Just over ten years ago, on October 17, 2005, the Bankruptcy Abuse and Consumer Protection Act became law, and amended the federal bankruptcy requirements in many fundamental ways. Folks still call us up and ask about the changes and what the differences are.
What was the New Bankruptcy Law Supposed to Do?
Well, as the name suggests, it was designed to prevent abuse of the bankruptcy laws and procedures. Some folks, mostly those tied to the banks who issued credit cards, felt that it was too easy to file for personal bankruptcy, and that consumers were not learning how to prevent their debts from going out of control.
Unfortunately, the part of the name that indicates that consumers are being protected is somewhat of a misnomer in our experience.
What Were Some of the Changes in the New Bankruptcy Law?
There were numerous changes. One change was that now all personal bankruptcy filers must complete a credit counseling class prior to filing. While some view this as punitive, and expensive, many clients have appreciated the lessons of this class. And the price has come down significantly with competition – there are well over 100 companies that provide pre-bankruptcy certification classes over the internet and telephone.
During the course of bankruptcy, consumers are required to take a second class, or the debtor education class.

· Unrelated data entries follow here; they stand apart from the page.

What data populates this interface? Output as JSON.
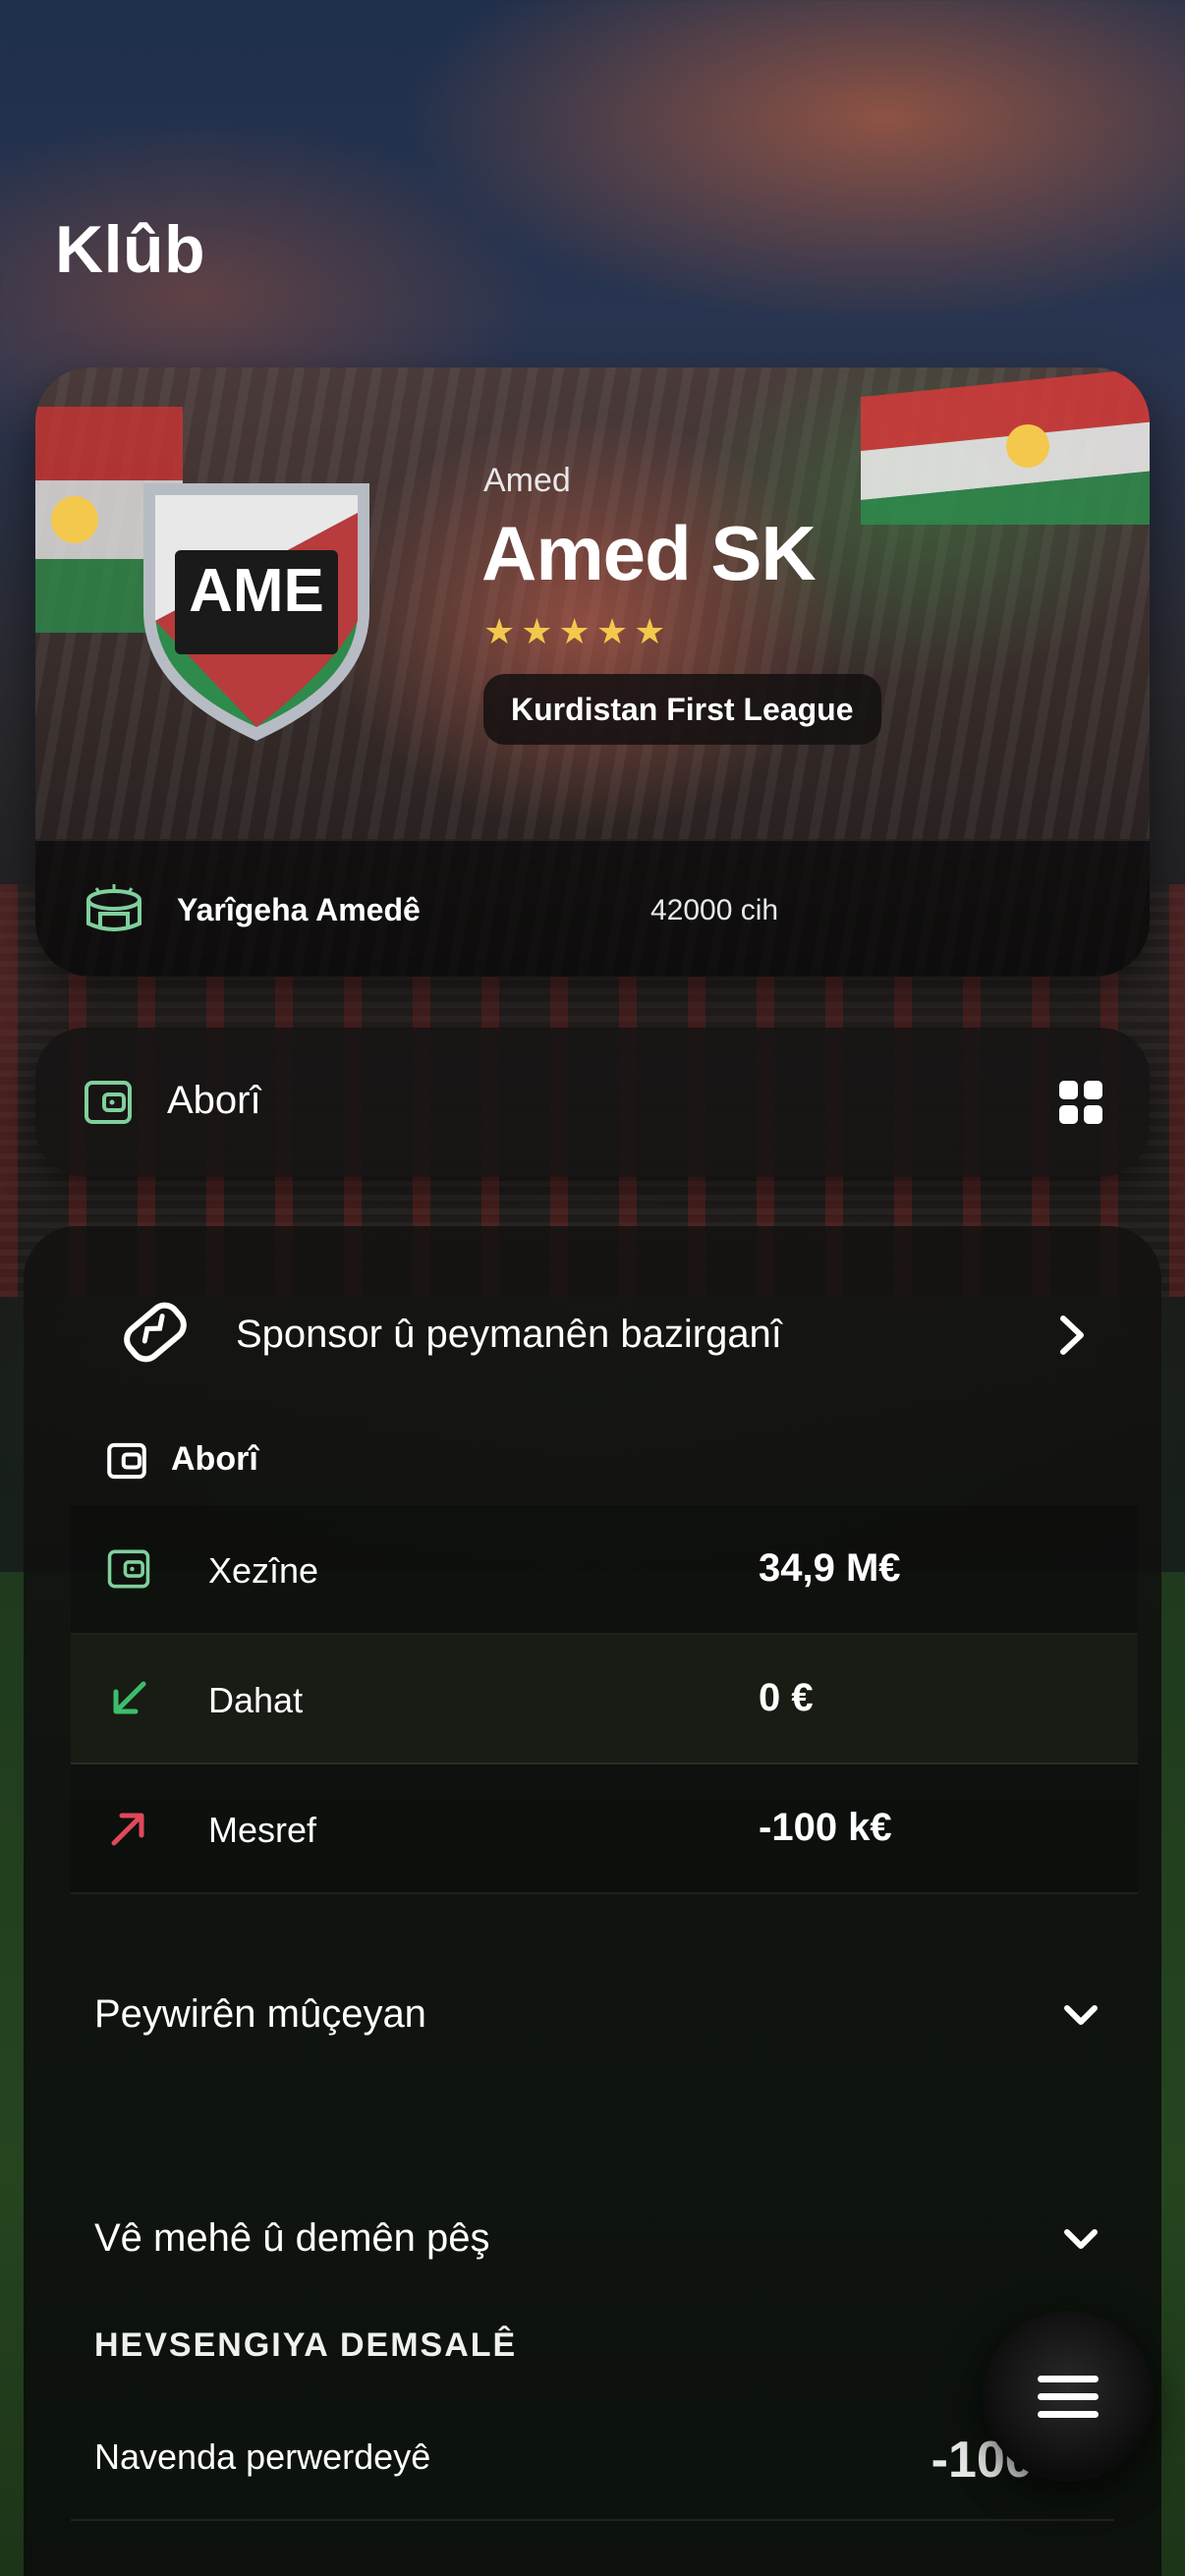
{
  "page": {
    "title": "Klûb"
  },
  "club": {
    "city": "Amed",
    "name": "Amed SK",
    "crest_text": "AME",
    "stars": "★★★★★",
    "league": "Kurdistan First League",
    "stadium_name": "Yarîgeha Amedê",
    "stadium_capacity": "42000 cih"
  },
  "abori_bar": {
    "label": "Aborî"
  },
  "sponsor": {
    "label": "Sponsor û peymanên bazirganî"
  },
  "finance": {
    "title": "Aborî",
    "rows": [
      {
        "label": "Xezîne",
        "value": "34,9 M€",
        "icon": "wallet-icon"
      },
      {
        "label": "Dahat",
        "value": "0 €",
        "icon": "arrow-down-left-icon"
      },
      {
        "label": "Mesref",
        "value": "-100 k€",
        "icon": "arrow-up-right-icon"
      }
    ]
  },
  "sections": {
    "staff": "Peywirên mûçeyan",
    "next_month": "Vê mehê û demên pêş"
  },
  "season_balance": {
    "title": "HEVSENGIYA DEMSALÊ",
    "training_center_label": "Navenda perwerdeyê",
    "training_center_value": "-100 k€"
  },
  "colors": {
    "accent_green": "#7fd09c",
    "income_green": "#3bbf6a",
    "expense_red": "#e0485a",
    "star_gold": "#f3c84c"
  }
}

This too is not difficult for most clients and the number of providers for this class is over 200.
The dreaded chapter 7 “Means Test” is usually a simple pass or fail for most folks in Massachusetts. For example, as of this writing in February 2016, for a household of one person, if your income is below $55,794, you “pass” and qualify for bankruptcy; for a couple, the household income is $69,569; and for a family of four, it’s $105,299. This has limited many potential clients; on the other hand, there are often circumstances that can be plugged into the test calculations which would allow for a “pass” with income above these median household incomes.
Another change includes certification of statements in the bankruptcy petition and schedules. Under the new law, attorneys must certify that they have reviewed the documentation of their clients that supports the facts and figures in the filing. On the one hand, this requires more work and costs the consumers more money; on the other hand, the Petitions and Schedules are likely more accurate with such scrutiny. We have published many articles about bankruptcy fraud; this is the part the new law that keeps fraud down.
Finally, rules about timing have changed. Debtors may not file for bankruptcy until 8 years have passed; it used to be 6 years.
These are just a few of the changes; you should consult with an attorney experienced in Massachusetts bankruptcy to determine your best course of action.
Are There any Statistical Indicators that We Can Point to?
The number of bankruptcies is down from just under 1.6 million in 2002, 2003, and 2004, to just 819,240 in 2015. However, the number of filings was up significantly during the recession; for example, the number was almost 1.6 million in 2010. In 2015, the number of bankruptcies filed per 1,000 persons was 2.5 which is the lowest ratio since 1989.
According to Credit Slips, the December 2015 numbers were the lowest ever for December, which could indicate a downward trend.
How Do I Find an Effective Massachusetts Bankruptcy Attorney?
Attorney Neil Burns has been representing consumers in Massachusetts filing for personal bankruptcy since 1985. He offers a free initial consultation, fair and reasonable fees. Put his 30 years of experience to work for you. Call today: 617-227-7423